hope, peace, compassion and self confidence.
Practicing forgiveness leads to healthy relationships
as well as physical health.
It also influences our attitude
which opens the heart to
kindness, beauty, and love.
Know exactly how you feel about what happened
and be able to articulate what
about the situation is not OK.
Then, tell a trusted couple of people about your experience.
Make a commitment to yourself
to do what you have to do to feel better.
Forgiveness is for you
not for anyone else.
Forgiveness does not necessarily
with the person that hurt you,
or condoning of their action.
What you are after is
to find peace.
Forgiveness can be defined as the
“peace and understanding that come from blaming
that which has hurt you less,
taking the life experience less personally,
and changing your grievance story.”
Get the right perspective
on what is happening.
Recognize that your primary distress is coming from
the hurt feelings, thoughts and physical
upset you are suffering now,
two minutes or ten years ago,
Forgiveness helps to heal those hurt feelings.
At the moment you feel upset
practice a simple stress management technique
to soothe your body’s
flight or fight response.

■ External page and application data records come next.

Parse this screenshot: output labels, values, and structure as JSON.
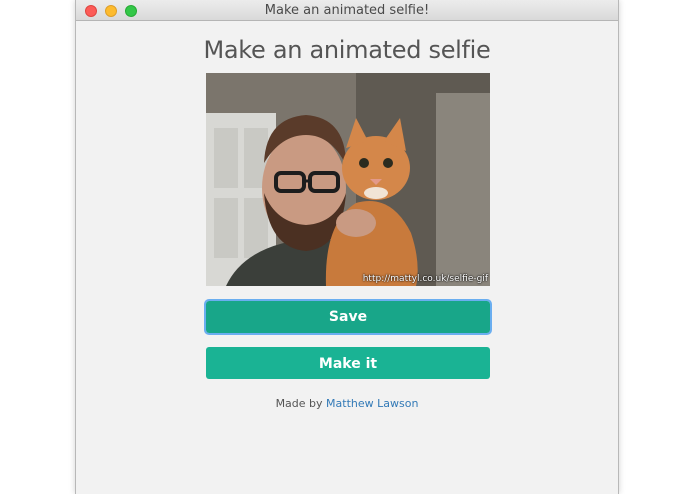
{
  "window": {
    "title": "Make an animated selfie!"
  },
  "page": {
    "heading": "Make an animated selfie"
  },
  "preview": {
    "watermark": "http://mattyl.co.uk/selfie-gif"
  },
  "buttons": {
    "save_label": "Save",
    "make_label": "Make it"
  },
  "footer": {
    "prefix": "Made by",
    "author": "Matthew Lawson"
  },
  "colors": {
    "save_button": "#18a689",
    "make_button": "#1ab394",
    "focus_ring": "#6aaef0",
    "link": "#337ab7"
  }
}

Give up expecting things from other people,
or your life,
that they do not choose to give you.
Recognize the “unenforceable rules”
you have for your health or
how you or other people must behave.
Remind yourself that you can hope
for health, love, peace and prosperity
and work hard to get them.
Put your energy into looking for
another way to get your positive goals met
than through the experience that has hurt you.
Instead of mentally replaying your hurt
seek out new ways to get what you want.
Instead of focusing on your wounded feelings,
and thereby giving the person who caused you pain power over you,
learn to look for the love, beauty and kindness around you.
Forgiveness is about personal power.
Amend your grievance story to remind
you of the heroic choice